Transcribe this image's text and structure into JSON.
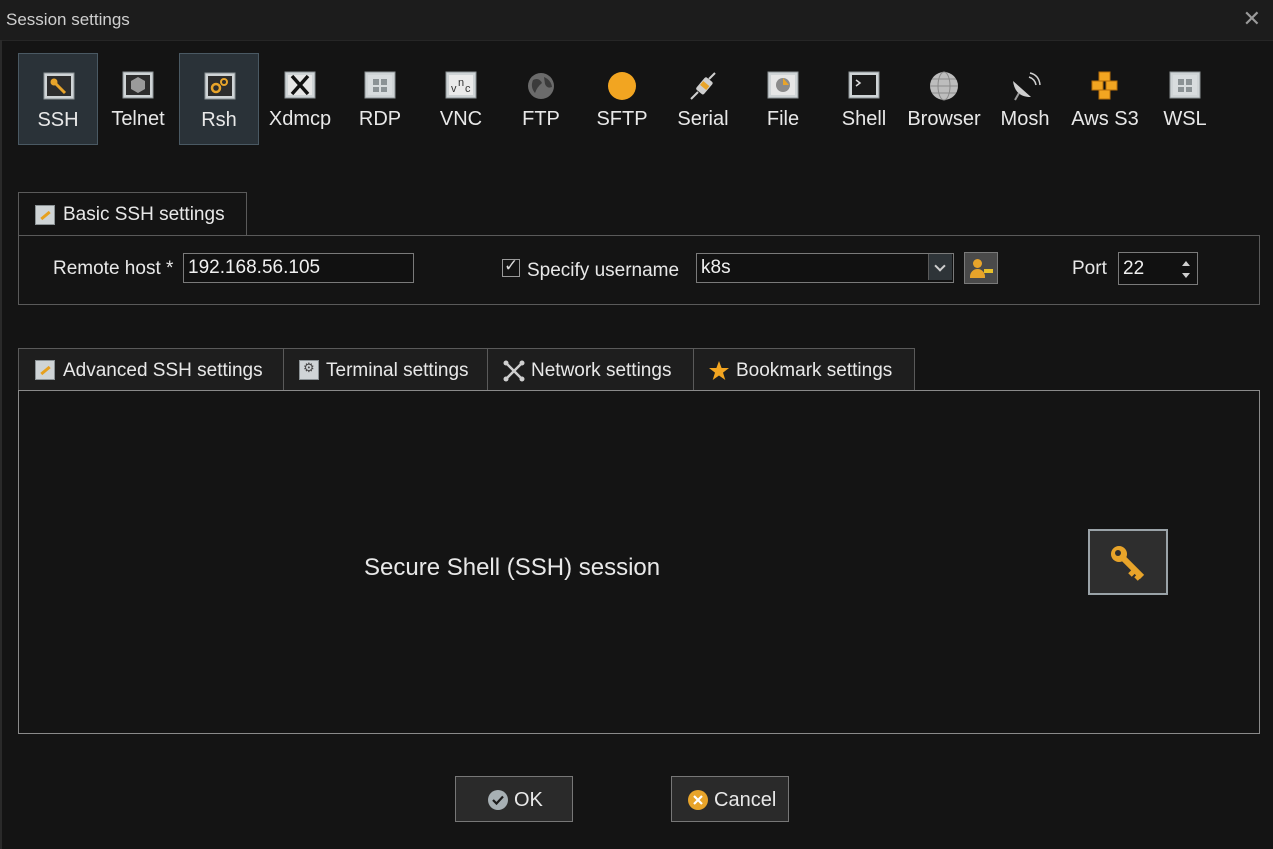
{
  "window": {
    "title": "Session settings",
    "close_glyph": "✕"
  },
  "protocols": [
    {
      "label": "SSH",
      "icon": "ssh-key-icon",
      "selected": true
    },
    {
      "label": "Telnet",
      "icon": "telnet-icon",
      "selected": false
    },
    {
      "label": "Rsh",
      "icon": "rsh-gears-icon",
      "selected": true
    },
    {
      "label": "Xdmcp",
      "icon": "x-logo-icon",
      "selected": false
    },
    {
      "label": "RDP",
      "icon": "rdp-window-icon",
      "selected": false
    },
    {
      "label": "VNC",
      "icon": "vnc-icon",
      "selected": false
    },
    {
      "label": "FTP",
      "icon": "globe-icon",
      "selected": false
    },
    {
      "label": "SFTP",
      "icon": "orange-circle-icon",
      "selected": false
    },
    {
      "label": "Serial",
      "icon": "serial-plug-icon",
      "selected": false
    },
    {
      "label": "File",
      "icon": "file-monitor-icon",
      "selected": false
    },
    {
      "label": "Shell",
      "icon": "shell-prompt-icon",
      "selected": false
    },
    {
      "label": "Browser",
      "icon": "globe-gray-icon",
      "selected": false
    },
    {
      "label": "Mosh",
      "icon": "satellite-dish-icon",
      "selected": false
    },
    {
      "label": "Aws S3",
      "icon": "aws-cubes-icon",
      "selected": false
    },
    {
      "label": "WSL",
      "icon": "windows-logo-icon",
      "selected": false
    }
  ],
  "basic": {
    "tab_label": "Basic SSH settings",
    "remote_host_label": "Remote host *",
    "remote_host_value": "192.168.56.105",
    "specify_username_label": "Specify username",
    "specify_username_checked": true,
    "username_value": "k8s",
    "port_label": "Port",
    "port_value": "22"
  },
  "tabs": [
    {
      "label": "Advanced SSH settings",
      "icon": "key-icon"
    },
    {
      "label": "Terminal settings",
      "icon": "gear-icon"
    },
    {
      "label": "Network settings",
      "icon": "network-icon"
    },
    {
      "label": "Bookmark settings",
      "icon": "star-icon"
    }
  ],
  "panel": {
    "description": "Secure Shell (SSH) session"
  },
  "buttons": {
    "ok": "OK",
    "cancel": "Cancel"
  },
  "colors": {
    "accent_orange": "#e8a42a",
    "background": "#141414",
    "selected_bg": "#2a3238",
    "ok_icon": "#a7b0b4",
    "cancel_icon": "#e8a42a"
  }
}
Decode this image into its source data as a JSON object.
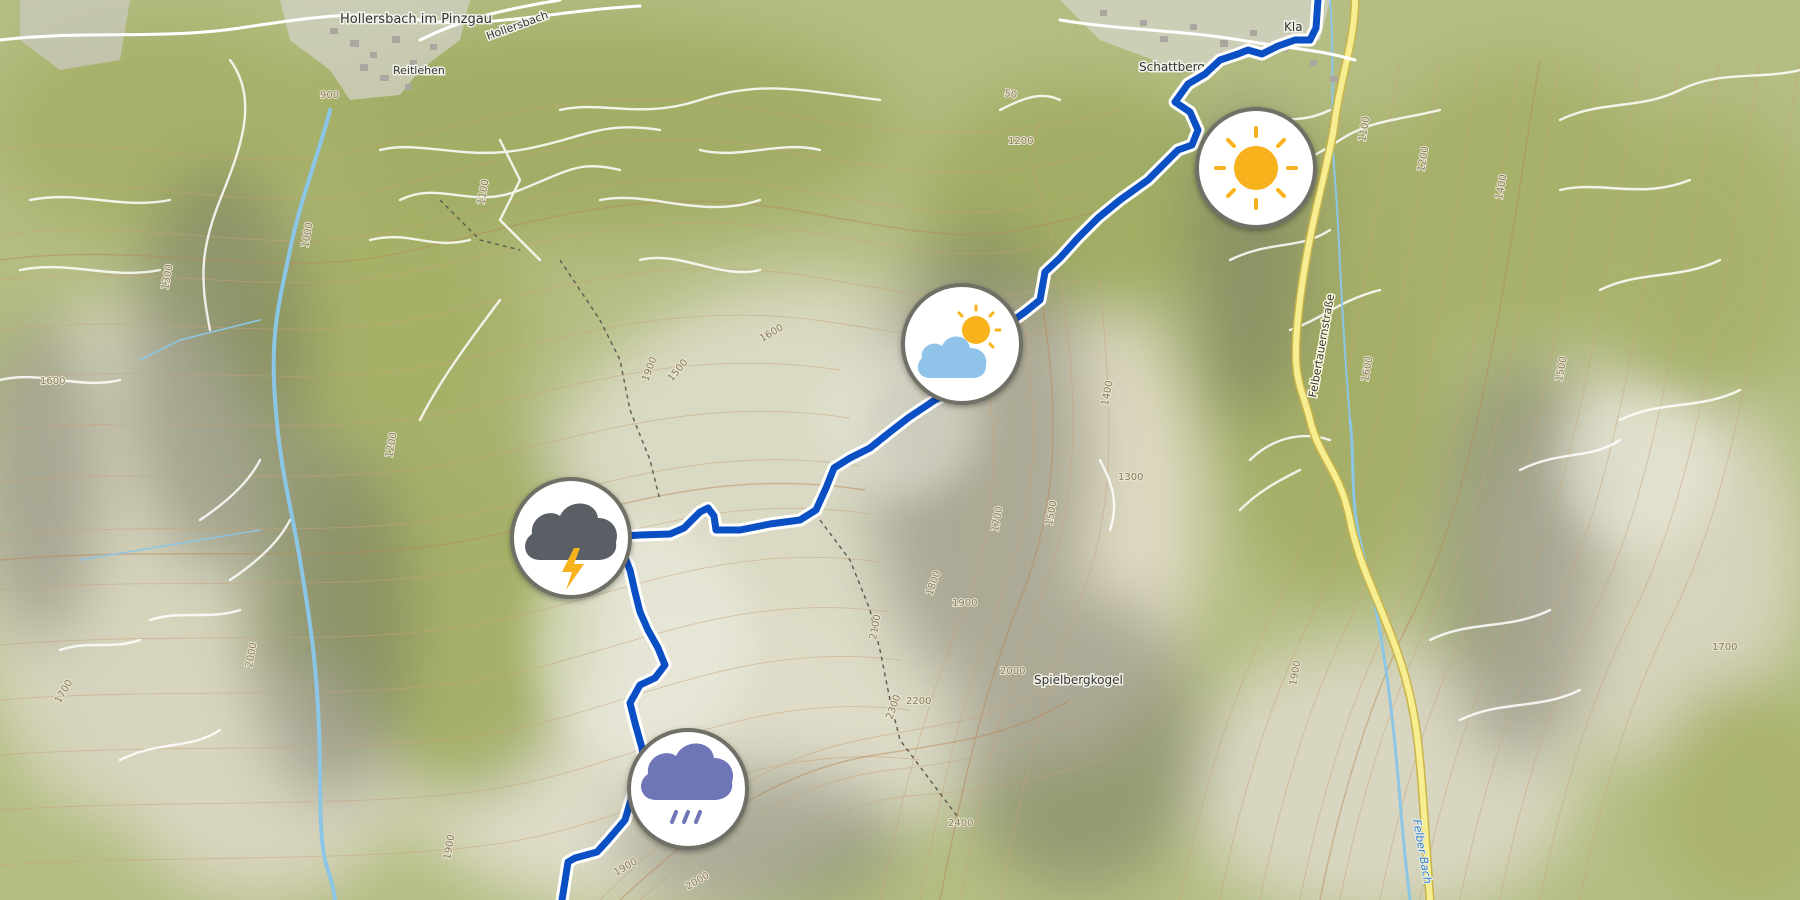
{
  "map": {
    "places": [
      {
        "id": "hollersbach-im-pinzgau",
        "name": "Hollersbach im Pinzgau"
      },
      {
        "id": "hollersbach-road",
        "name": "Hollersbach"
      },
      {
        "id": "reitlehen",
        "name": "Reitlehen"
      },
      {
        "id": "schattberg",
        "name": "Schattberg"
      },
      {
        "id": "klausen",
        "name": "Kla"
      },
      {
        "id": "spielbergkogel",
        "name": "Spielbergkogel"
      },
      {
        "id": "felbertauernstrasse",
        "name": "Felbertauernstraße"
      },
      {
        "id": "felber-bach",
        "name": "Felber Bach"
      }
    ],
    "contour_labels": [
      "900",
      "1000",
      "1100",
      "1200",
      "1300",
      "1400",
      "1500",
      "1600",
      "1700",
      "1800",
      "1900",
      "2000",
      "2100",
      "2200",
      "2300",
      "2400",
      "50"
    ],
    "weather_markers": [
      {
        "id": "sunny",
        "icon": "sun-icon",
        "condition": "sunny"
      },
      {
        "id": "partly-cloudy",
        "icon": "partly-cloudy-icon",
        "condition": "partly cloudy"
      },
      {
        "id": "thunderstorm",
        "icon": "thunderstorm-icon",
        "condition": "thunderstorm"
      },
      {
        "id": "rain",
        "icon": "rain-icon",
        "condition": "rain"
      }
    ],
    "colors": {
      "route": "#0a4fc4",
      "route_casing": "#ffffff",
      "terrain_green": "#a8b46a",
      "terrain_light": "#dcdcc4",
      "road_main": "#f4ec8a",
      "water": "#8cc6e6",
      "sun": "#f7b21b",
      "cloud_light": "#8fc3ea",
      "cloud_dark": "#5a5f66",
      "cloud_rain": "#6e76b8",
      "lightning": "#f7b21b",
      "marker_ring": "#6f6f66"
    }
  }
}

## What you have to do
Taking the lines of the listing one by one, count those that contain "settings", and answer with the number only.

## Finished task
6